**Problem description**
Copy the lines below as they are; omit the images they contain.

────────────────────────────────────────

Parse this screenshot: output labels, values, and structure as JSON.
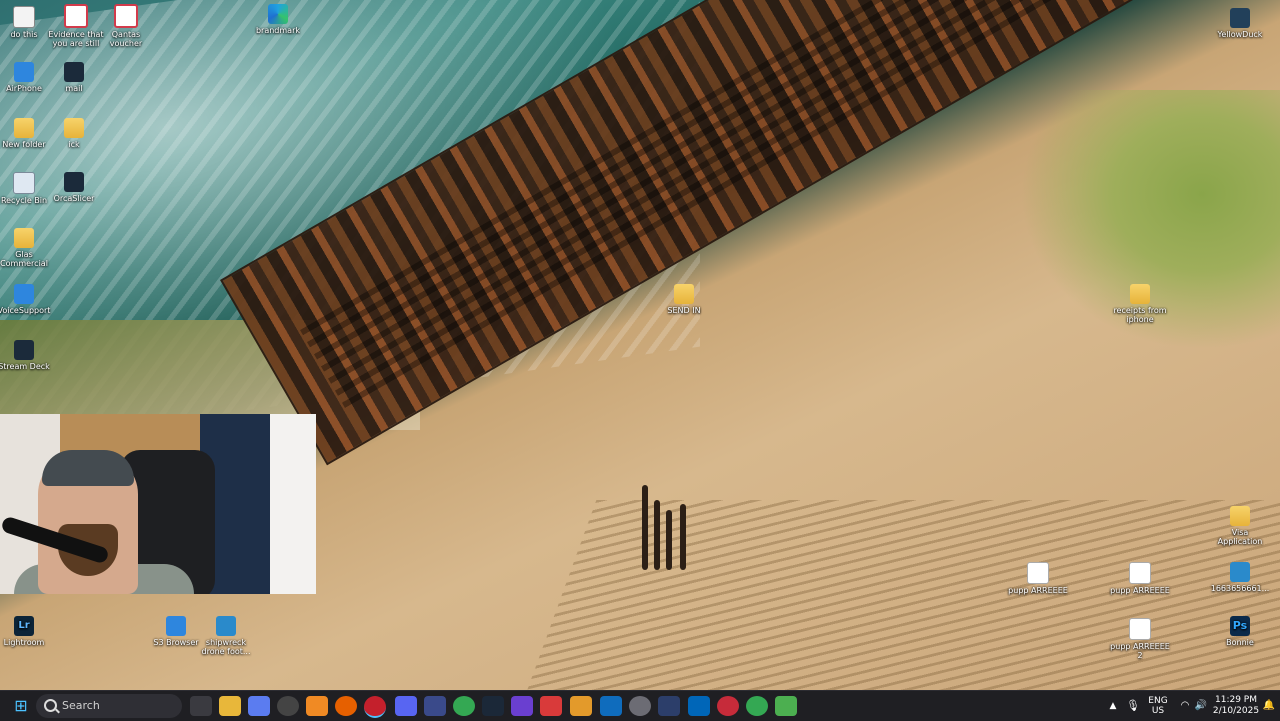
{
  "desktop": {
    "icons": [
      {
        "label": "do this",
        "icon": "file-icon"
      },
      {
        "label": "Evidence that you are still",
        "icon": "opera-icon"
      },
      {
        "label": "Qantas voucher",
        "icon": "opera-icon"
      },
      {
        "label": "brandmark",
        "icon": "edge-icon"
      },
      {
        "label": "YellowDuck",
        "icon": "app-icon"
      },
      {
        "label": "AirPhone",
        "icon": "app-icon"
      },
      {
        "label": "mail",
        "icon": "app-icon"
      },
      {
        "label": "New folder",
        "icon": "folder-icon"
      },
      {
        "label": "ick",
        "icon": "folder-icon"
      },
      {
        "label": "Recycle Bin",
        "icon": "recycle-bin-icon"
      },
      {
        "label": "OrcaSlicer",
        "icon": "app-icon"
      },
      {
        "label": "Glas Commercial",
        "icon": "folder-icon"
      },
      {
        "label": "VoiceSupport",
        "icon": "app-icon"
      },
      {
        "label": "Stream Deck",
        "icon": "stream-deck-icon"
      },
      {
        "label": "SEND IN",
        "icon": "folder-icon"
      },
      {
        "label": "receipts from iphone",
        "icon": "folder-icon"
      },
      {
        "label": "Visa Application",
        "icon": "folder-icon"
      },
      {
        "label": "Lightroom",
        "icon": "lightroom-icon"
      },
      {
        "label": "S3 Browser",
        "icon": "app-icon"
      },
      {
        "label": "shipwreck drone foot...",
        "icon": "video-icon"
      },
      {
        "label": "pupp ARREEEE",
        "icon": "document-icon"
      },
      {
        "label": "pupp ARREEEE",
        "icon": "document-icon"
      },
      {
        "label": "1663656661...",
        "icon": "image-icon"
      },
      {
        "label": "pupp ARREEEE 2",
        "icon": "document-icon"
      },
      {
        "label": "Bonnie",
        "icon": "photoshop-icon"
      }
    ]
  },
  "taskbar": {
    "search_label": "Search",
    "apps": [
      "windows-start",
      "file-explorer",
      "task-view",
      "copilot",
      "browser",
      "obs",
      "vlc",
      "firefox",
      "opera",
      "discord",
      "app",
      "chrome",
      "steam",
      "app",
      "app",
      "outlook",
      "app",
      "app",
      "vscode",
      "app",
      "chrome",
      "notepad"
    ],
    "tray": {
      "language_top": "ENG",
      "language_bottom": "US",
      "time": "11:29 PM",
      "date": "2/10/2025"
    }
  },
  "colors": {
    "taskbar_bg": "#1f1f23",
    "accent": "#2e86de"
  }
}
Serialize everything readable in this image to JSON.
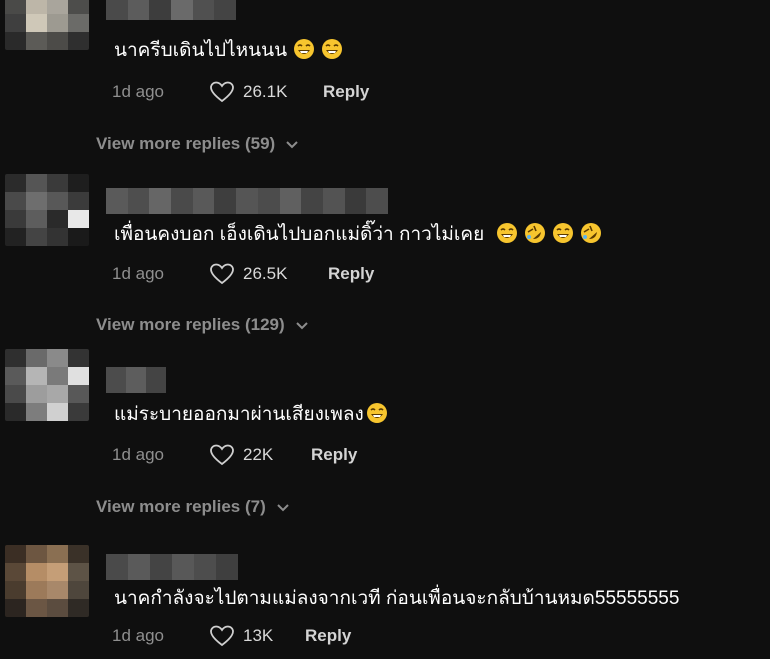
{
  "comments": [
    {
      "text": "นาครีบเดินไปไหนนน",
      "emojis": [
        "laughing-face-icon",
        "laughing-face-icon"
      ],
      "time": "1d ago",
      "likes": "26.1K",
      "reply_label": "Reply",
      "view_more": "View more replies (59)"
    },
    {
      "text": "เพื่อนคงบอก เอ็งเดินไปบอกแม่ดิ๊ว่า กาวไม่เคย",
      "emojis": [
        "laughing-face-icon",
        "rolling-laughing-face-icon",
        "laughing-face-icon",
        "rolling-laughing-face-icon"
      ],
      "time": "1d ago",
      "likes": "26.5K",
      "reply_label": "Reply",
      "view_more": "View more replies (129)"
    },
    {
      "text": "แม่ระบายออกมาผ่านเสียงเพลง",
      "emojis": [
        "laughing-face-icon"
      ],
      "time": "1d ago",
      "likes": "22K",
      "reply_label": "Reply",
      "view_more": "View more replies (7)"
    },
    {
      "text": "นาคกำลังจะไปตามแม่ลงจากเวที ก่อนเพื่อนจะกลับบ้านหมด55555555",
      "emojis": [],
      "time": "1d ago",
      "likes": "13K",
      "reply_label": "Reply"
    }
  ],
  "colors": {
    "background": "#0f0f0f",
    "muted_text": "#8f8f8f",
    "emoji_yellow": "#f7c52e"
  }
}
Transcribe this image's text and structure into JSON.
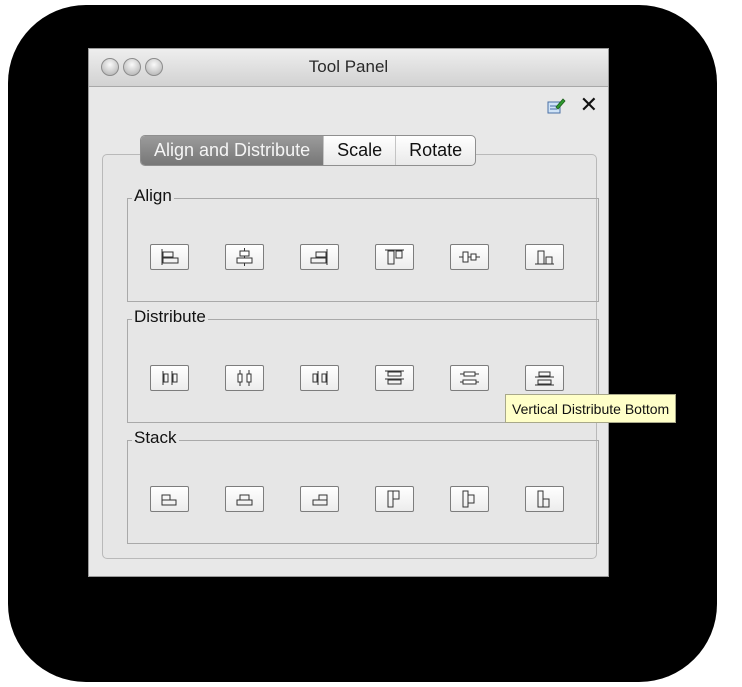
{
  "window": {
    "title": "Tool Panel"
  },
  "toolbar": {
    "edit_icon": "edit-pencil-icon",
    "close_icon": "close-icon",
    "close_glyph": "✕"
  },
  "tabs": [
    {
      "label": "Align and Distribute",
      "selected": true
    },
    {
      "label": "Scale",
      "selected": false
    },
    {
      "label": "Rotate",
      "selected": false
    }
  ],
  "sections": [
    {
      "title": "Align",
      "buttons": [
        "align-left-icon",
        "align-center-horizontal-icon",
        "align-right-icon",
        "align-top-icon",
        "align-center-vertical-icon",
        "align-bottom-icon"
      ]
    },
    {
      "title": "Distribute",
      "buttons": [
        "distribute-left-icon",
        "distribute-center-horizontal-icon",
        "distribute-right-icon",
        "distribute-top-icon",
        "distribute-center-vertical-icon",
        "distribute-bottom-icon"
      ]
    },
    {
      "title": "Stack",
      "buttons": [
        "stack-left-icon",
        "stack-center-icon",
        "stack-right-icon",
        "stack-top-icon",
        "stack-middle-icon",
        "stack-bottom-icon"
      ]
    }
  ],
  "tooltip": {
    "text": "Vertical Distribute Bottom"
  },
  "colors": {
    "tooltip_bg": "#ffffc8",
    "tab_active": "#888888",
    "backdrop": "#000000"
  }
}
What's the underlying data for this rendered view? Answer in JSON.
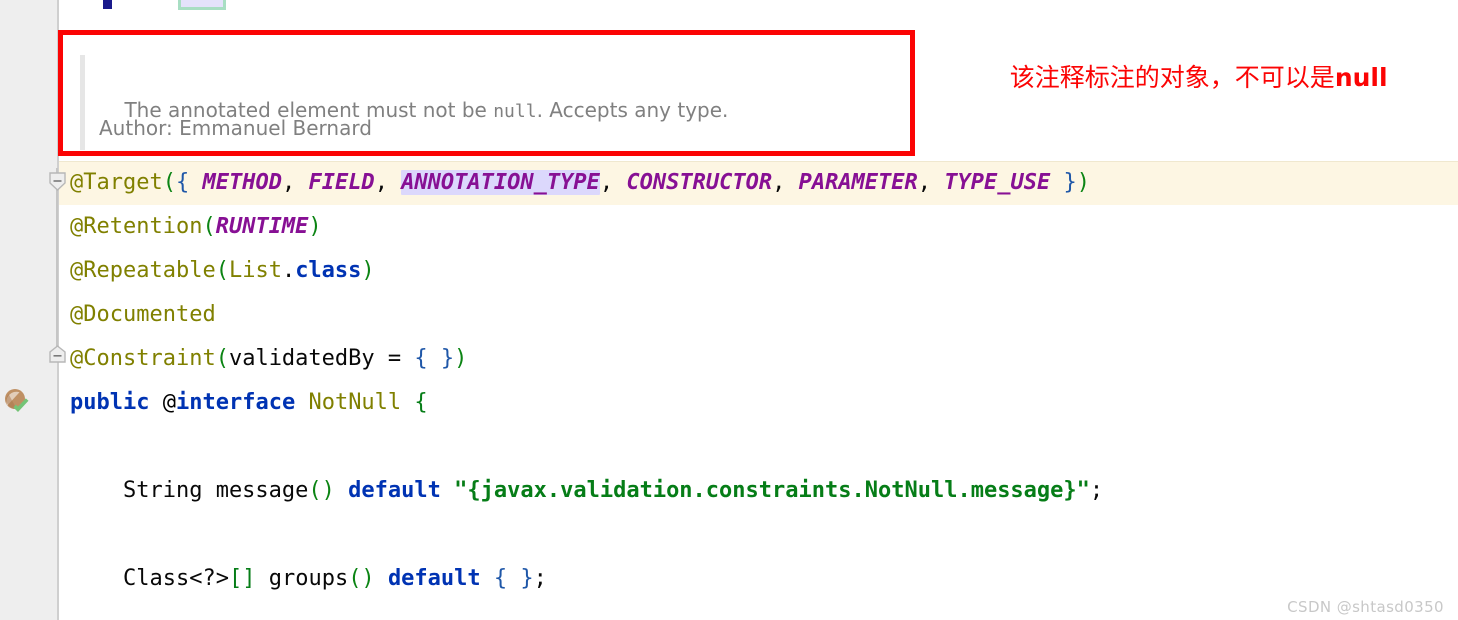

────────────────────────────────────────

**Task solution**
Parse this screenshot: output labels, values, and structure as JSON.
{
  "desktop": {
    "icons": [
      {
        "label": "do this",
        "icon": "file-icon"
      },
      {
        "label": "Evidence that you are still",
        "icon": "opera-icon"
      },
      {
        "label": "Qantas voucher",
        "icon": "opera-icon"
      },
      {
        "label": "brandmark",
        "icon": "edge-icon"
      },
      {
        "label": "YellowDuck",
        "icon": "app-icon"
      },
      {
        "label": "AirPhone",
        "icon": "app-icon"
      },
      {
        "label": "mail",
        "icon": "app-icon"
      },
      {
        "label": "New folder",
        "icon": "folder-icon"
      },
      {
        "label": "ick",
        "icon": "folder-icon"
      },
      {
        "label": "Recycle Bin",
        "icon": "recycle-bin-icon"
      },
      {
        "label": "OrcaSlicer",
        "icon": "app-icon"
      },
      {
        "label": "Glas Commercial",
        "icon": "folder-icon"
      },
      {
        "label": "VoiceSupport",
        "icon": "app-icon"
      },
      {
        "label": "Stream Deck",
        "icon": "stream-deck-icon"
      },
      {
        "label": "SEND IN",
        "icon": "folder-icon"
      },
      {
        "label": "receipts from iphone",
        "icon": "folder-icon"
      },
      {
        "label": "Visa Application",
        "icon": "folder-icon"
      },
      {
        "label": "Lightroom",
        "icon": "lightroom-icon"
      },
      {
        "label": "S3 Browser",
        "icon": "app-icon"
      },
      {
        "label": "shipwreck drone foot...",
        "icon": "video-icon"
      },
      {
        "label": "pupp ARREEEE",
        "icon": "document-icon"
      },
      {
        "label": "pupp ARREEEE",
        "icon": "document-icon"
      },
      {
        "label": "1663656661...",
        "icon": "image-icon"
      },
      {
        "label": "pupp ARREEEE 2",
        "icon": "document-icon"
      },
      {
        "label": "Bonnie",
        "icon": "photoshop-icon"
      }
    ]
  },
  "taskbar": {
    "search_label": "Search",
    "apps": [
      "windows-start",
      "file-explorer",
      "task-view",
      "copilot",
      "browser",
      "obs",
      "vlc",
      "firefox",
      "opera",
      "discord",
      "app",
      "chrome",
      "steam",
      "app",
      "app",
      "outlook",
      "app",
      "app",
      "vscode",
      "app",
      "chrome",
      "notepad"
    ],
    "tray": {
      "language_top": "ENG",
      "language_bottom": "US",
      "time": "11:29 PM",
      "date": "2/10/2025"
    }
  },
  "colors": {
    "taskbar_bg": "#1f1f23",
    "accent": "#2e86de"
  }
}
Serialize everything readable in this image to JSON.
{
  "comments": [
    {
      "text": "นาครีบเดินไปไหนนน",
      "emojis": [
        "laughing-face-icon",
        "laughing-face-icon"
      ],
      "time": "1d ago",
      "likes": "26.1K",
      "reply_label": "Reply",
      "view_more": "View more replies (59)"
    },
    {
      "text": "เพื่อนคงบอก เอ็งเดินไปบอกแม่ดิ๊ว่า กาวไม่เคย",
      "emojis": [
        "laughing-face-icon",
        "rolling-laughing-face-icon",
        "laughing-face-icon",
        "rolling-laughing-face-icon"
      ],
      "time": "1d ago",
      "likes": "26.5K",
      "reply_label": "Reply",
      "view_more": "View more replies (129)"
    },
    {
      "text": "แม่ระบายออกมาผ่านเสียงเพลง",
      "emojis": [
        "laughing-face-icon"
      ],
      "time": "1d ago",
      "likes": "22K",
      "reply_label": "Reply",
      "view_more": "View more replies (7)"
    },
    {
      "text": "นาคกำลังจะไปตามแม่ลงจากเวที ก่อนเพื่อนจะกลับบ้านหมด55555555",
      "emojis": [],
      "time": "1d ago",
      "likes": "13K",
      "reply_label": "Reply"
    }
  ],
  "colors": {
    "background": "#0f0f0f",
    "muted_text": "#8f8f8f",
    "emoji_yellow": "#f7c52e"
  }
}
Transcribe this image's text and structure into JSON.
{
  "window": {
    "title": "Tool Panel"
  },
  "toolbar": {
    "edit_icon": "edit-pencil-icon",
    "close_icon": "close-icon",
    "close_glyph": "✕"
  },
  "tabs": [
    {
      "label": "Align and Distribute",
      "selected": true
    },
    {
      "label": "Scale",
      "selected": false
    },
    {
      "label": "Rotate",
      "selected": false
    }
  ],
  "sections": [
    {
      "title": "Align",
      "buttons": [
        "align-left-icon",
        "align-center-horizontal-icon",
        "align-right-icon",
        "align-top-icon",
        "align-center-vertical-icon",
        "align-bottom-icon"
      ]
    },
    {
      "title": "Distribute",
      "buttons": [
        "distribute-left-icon",
        "distribute-center-horizontal-icon",
        "distribute-right-icon",
        "distribute-top-icon",
        "distribute-center-vertical-icon",
        "distribute-bottom-icon"
      ]
    },
    {
      "title": "Stack",
      "buttons": [
        "stack-left-icon",
        "stack-center-icon",
        "stack-right-icon",
        "stack-top-icon",
        "stack-middle-icon",
        "stack-bottom-icon"
      ]
    }
  ],
  "tooltip": {
    "text": "Vertical Distribute Bottom"
  },
  "colors": {
    "tooltip_bg": "#ffffc8",
    "tab_active": "#888888",
    "backdrop": "#000000"
  }
}
What's the underlying data for this rendered view? Answer in JSON.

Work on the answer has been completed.